Survey Finds One in Ten Japanese Teens Suffers Depression
More than one in 10 Japanese in their early teens suffers depression, according to a survey conducted amid growing concerns about the recent spate of youth suicides.
Some 10.7 percent of students in the first year of junior high school, when they are aged 12 or 13, have depression or manic depression, Kyodo News said Monday, citing a survey by researchers at Hokkaido University.
"It is surprising that the prevalence rate is that high," said Kenzo Denda, a professor who led the research team.
"Cases of depression among children have been overlooked until now. But we should consider measures seriously in view of the fact that such depression has a causal relationship with suicides," he said.
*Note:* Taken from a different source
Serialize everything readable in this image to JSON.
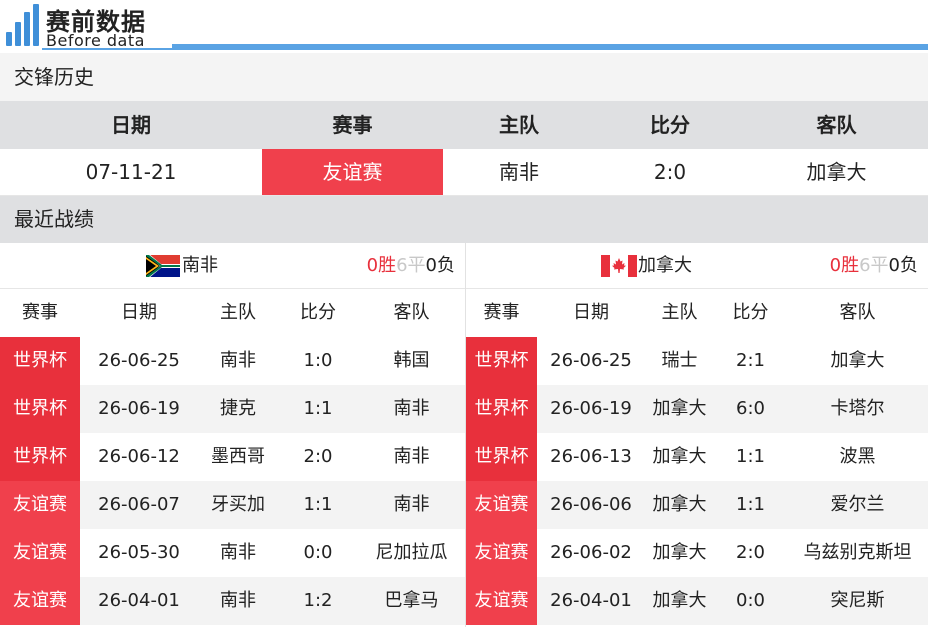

A recent series of child suicides has largely been attributed to bullying at school.
The survey gathered data on students' personal habits -- including how much time they spend outdoors, whether they eat breakfast, and play video-games -- but found no link between lifestyle and mental illness.
The survey was billed as the first of students in their early teens using face-to-face interviews rather than questionnaires.
It found that 4.2 percent of children aged 9-13 suffered depression, with the rate increasing as children got older.